Iran Says It Is Now Running 3,000 Uranium Centrifuges

By Nasser Karimi
Associated Press
Monday, September 3, 2007

TEHRAN, Sept. 2 -- Iran's president said Sunday that his country is now running 3,000 centrifuges to enrich uranium for its nuclear program, reaching a goal that could spur efforts to impose new U.N. sanctions on the Islamic republic.

The announcement appeared at odds with a report by the U.N. nuclear watchdog Thursday that put the number closer to 2,000. The International Atomic Energy Agency (IAEA) said that enrichment had slowed and that Iran was cooperating with its nuclear probe, which could fend off calls for a third round of sanctions.

"The West thought the Iranian nation would give in after just a resolution, but now we have taken another step in the nuclear progress and launched more than 3,000 centrifuge machines, installing a new cascade every week," President Mahmoud Ahmadinejad said in remarks posted on the state television Web site.

Iran had announced in April that it was operating 3,000 centrifuges, but the IAEA said at the time that only 328 centrifuges were running at the underground Natanz enrichment facility in central Iran.

In the latest report, drawn up by IAEA chief Mohamed ElBaradei, the organization said that close to 2,000 centrifuges were now enriching uranium at Natanz, with another 650 being tested.

The figure of 2,000 represents a jump of several hundred since May, when the IAEA last reported on Iran.

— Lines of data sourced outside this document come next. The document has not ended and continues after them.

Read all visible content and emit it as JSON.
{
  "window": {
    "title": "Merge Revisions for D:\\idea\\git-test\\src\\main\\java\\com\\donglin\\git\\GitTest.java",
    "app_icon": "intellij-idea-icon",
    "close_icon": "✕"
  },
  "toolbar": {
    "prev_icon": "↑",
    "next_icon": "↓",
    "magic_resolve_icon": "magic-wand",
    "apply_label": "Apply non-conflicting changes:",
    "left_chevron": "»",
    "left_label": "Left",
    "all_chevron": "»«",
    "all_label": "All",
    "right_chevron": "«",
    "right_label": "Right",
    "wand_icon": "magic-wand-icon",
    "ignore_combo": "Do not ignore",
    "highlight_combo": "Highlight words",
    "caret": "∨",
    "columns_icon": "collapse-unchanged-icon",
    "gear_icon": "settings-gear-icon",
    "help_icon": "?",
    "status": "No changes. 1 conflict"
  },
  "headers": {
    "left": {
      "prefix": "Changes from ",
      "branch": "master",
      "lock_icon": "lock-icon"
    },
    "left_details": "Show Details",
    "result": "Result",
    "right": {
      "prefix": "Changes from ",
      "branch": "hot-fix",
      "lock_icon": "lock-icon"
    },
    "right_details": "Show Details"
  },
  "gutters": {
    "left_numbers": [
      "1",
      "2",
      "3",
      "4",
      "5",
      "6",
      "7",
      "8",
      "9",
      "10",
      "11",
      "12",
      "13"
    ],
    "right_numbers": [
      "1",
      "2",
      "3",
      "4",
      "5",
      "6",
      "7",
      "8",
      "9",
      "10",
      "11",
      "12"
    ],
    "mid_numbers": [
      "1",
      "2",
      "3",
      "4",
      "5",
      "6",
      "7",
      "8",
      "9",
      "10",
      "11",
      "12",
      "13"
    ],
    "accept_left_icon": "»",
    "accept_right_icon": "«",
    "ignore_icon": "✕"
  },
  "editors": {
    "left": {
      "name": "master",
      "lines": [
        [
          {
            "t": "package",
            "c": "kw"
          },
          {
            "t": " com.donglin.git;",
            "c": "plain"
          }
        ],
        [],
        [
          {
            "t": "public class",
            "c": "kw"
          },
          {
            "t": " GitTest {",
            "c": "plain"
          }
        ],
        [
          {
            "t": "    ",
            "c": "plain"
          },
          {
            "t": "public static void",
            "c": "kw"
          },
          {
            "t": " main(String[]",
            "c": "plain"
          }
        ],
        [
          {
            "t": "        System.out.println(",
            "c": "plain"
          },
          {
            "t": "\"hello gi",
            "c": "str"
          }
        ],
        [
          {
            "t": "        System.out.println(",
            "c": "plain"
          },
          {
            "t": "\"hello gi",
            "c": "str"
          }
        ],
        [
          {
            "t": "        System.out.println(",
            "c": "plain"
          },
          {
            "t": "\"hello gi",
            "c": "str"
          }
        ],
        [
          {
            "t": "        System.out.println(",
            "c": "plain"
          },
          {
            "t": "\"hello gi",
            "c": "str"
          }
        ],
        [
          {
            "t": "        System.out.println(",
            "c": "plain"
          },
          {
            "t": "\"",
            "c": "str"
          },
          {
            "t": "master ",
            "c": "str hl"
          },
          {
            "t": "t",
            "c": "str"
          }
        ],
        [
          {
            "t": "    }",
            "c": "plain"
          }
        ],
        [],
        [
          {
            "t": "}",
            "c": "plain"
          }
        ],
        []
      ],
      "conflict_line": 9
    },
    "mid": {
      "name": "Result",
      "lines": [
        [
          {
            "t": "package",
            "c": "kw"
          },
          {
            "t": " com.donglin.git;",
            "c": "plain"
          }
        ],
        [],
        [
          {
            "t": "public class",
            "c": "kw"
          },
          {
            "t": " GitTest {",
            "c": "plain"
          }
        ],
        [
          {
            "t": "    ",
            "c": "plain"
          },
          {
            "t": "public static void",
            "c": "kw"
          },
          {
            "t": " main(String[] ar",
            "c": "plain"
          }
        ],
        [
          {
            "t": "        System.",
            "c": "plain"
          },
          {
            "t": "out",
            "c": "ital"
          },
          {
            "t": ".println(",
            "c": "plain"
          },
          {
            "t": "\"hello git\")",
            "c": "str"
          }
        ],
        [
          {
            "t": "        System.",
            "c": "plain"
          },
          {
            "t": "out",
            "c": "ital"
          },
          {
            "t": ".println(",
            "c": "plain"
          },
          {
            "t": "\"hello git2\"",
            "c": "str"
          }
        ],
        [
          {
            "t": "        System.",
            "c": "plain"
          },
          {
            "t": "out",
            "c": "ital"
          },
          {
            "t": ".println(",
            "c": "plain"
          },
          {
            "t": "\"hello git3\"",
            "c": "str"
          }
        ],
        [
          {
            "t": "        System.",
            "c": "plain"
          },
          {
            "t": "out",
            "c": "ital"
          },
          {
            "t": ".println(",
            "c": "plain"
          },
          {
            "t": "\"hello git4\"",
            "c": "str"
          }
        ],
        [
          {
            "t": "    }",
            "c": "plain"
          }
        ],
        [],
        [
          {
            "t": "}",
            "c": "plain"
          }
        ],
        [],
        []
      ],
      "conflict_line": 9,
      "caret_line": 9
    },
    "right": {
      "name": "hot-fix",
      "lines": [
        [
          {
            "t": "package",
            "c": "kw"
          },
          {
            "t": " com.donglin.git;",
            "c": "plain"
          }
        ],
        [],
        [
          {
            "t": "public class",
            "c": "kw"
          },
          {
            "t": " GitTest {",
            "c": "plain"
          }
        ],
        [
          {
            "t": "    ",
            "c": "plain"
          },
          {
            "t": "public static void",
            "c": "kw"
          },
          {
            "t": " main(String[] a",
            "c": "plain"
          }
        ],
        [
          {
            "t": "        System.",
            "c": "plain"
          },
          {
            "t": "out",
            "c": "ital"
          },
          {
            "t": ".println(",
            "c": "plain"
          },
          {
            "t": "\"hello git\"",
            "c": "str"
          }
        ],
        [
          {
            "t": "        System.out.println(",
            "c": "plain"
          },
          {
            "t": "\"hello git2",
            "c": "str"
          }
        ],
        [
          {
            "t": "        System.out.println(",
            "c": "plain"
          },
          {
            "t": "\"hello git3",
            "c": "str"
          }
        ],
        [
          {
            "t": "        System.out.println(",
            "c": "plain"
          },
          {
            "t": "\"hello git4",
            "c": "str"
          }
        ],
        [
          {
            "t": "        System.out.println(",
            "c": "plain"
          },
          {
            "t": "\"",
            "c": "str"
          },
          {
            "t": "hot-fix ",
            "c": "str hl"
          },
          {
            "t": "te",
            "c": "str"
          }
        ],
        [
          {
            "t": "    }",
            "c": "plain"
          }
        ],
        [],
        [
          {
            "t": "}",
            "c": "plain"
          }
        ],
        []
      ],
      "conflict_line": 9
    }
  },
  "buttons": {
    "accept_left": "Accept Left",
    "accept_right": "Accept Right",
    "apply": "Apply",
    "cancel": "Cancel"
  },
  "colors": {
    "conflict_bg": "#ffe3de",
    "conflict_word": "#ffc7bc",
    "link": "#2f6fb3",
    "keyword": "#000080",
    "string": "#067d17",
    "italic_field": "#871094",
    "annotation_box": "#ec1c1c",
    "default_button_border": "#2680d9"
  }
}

Still, the rate of expansion is much slower than a few months ago, when the country was assembling about 200 centrifuges every two weeks.

"The recent report by the U.N. nuclear watchdog agrees with Iran's approach and the dispute over Iran's nuclear case has ended," Ahmadinejad said. The IAEA report noted an increased willingness by the Iranians to answer questions after years of stonewalling and was seen as likely to check the push for new sanctions.

The U.N. Security Council has passed two sets of sanctions targeting Iranian individuals and businesses involved in the country's nuclear and missile programs. The resolutions also ordered countries to stop supplying Iran with materials and technology for those programs.

U.N. officials have suggested that Iran slowed its program and increased its cooperation with the agency's investigators to avert the new sanctions. The report said Iran was continuing to produce negligible amounts of nuclear fuel, far below the level needed for nuclear warheads.

Ahmadinejad's announcement Sunday appeared to mark a shift away from that strategy.

Iran has said that its goal for the Natanz facility, the only site now open to full monitoring by the IAEA, is to run 54,000 centrifuges, enough for dozens of nuclear weapons a year.

Uranium gas, spun in linked centrifuges, can result in either low-enriched fuel suitable for generating power or the weapons-grade material that forms the fissile core of nuclear warheads.

U.S. officials accuse Iran of secretly trying to develop atomic weapons. But Iran insists it wants to master the technology only to meet future power needs and argues that it is entitled to enrich under a nuclear Non-Proliferation Treaty provision giving all pact members the right to develop programs for peaceful purposes.

Also, Iran's supreme leader Ayatollah Ali Khamenei on Saturday named Mohammed Ali Jafari as the head of the elite Revolutionary Guard Corps. The United States has said the corps is responsible for terrorist acts as well as violence against U.S. forces in Iraq.

© 2007 The Washington Post Company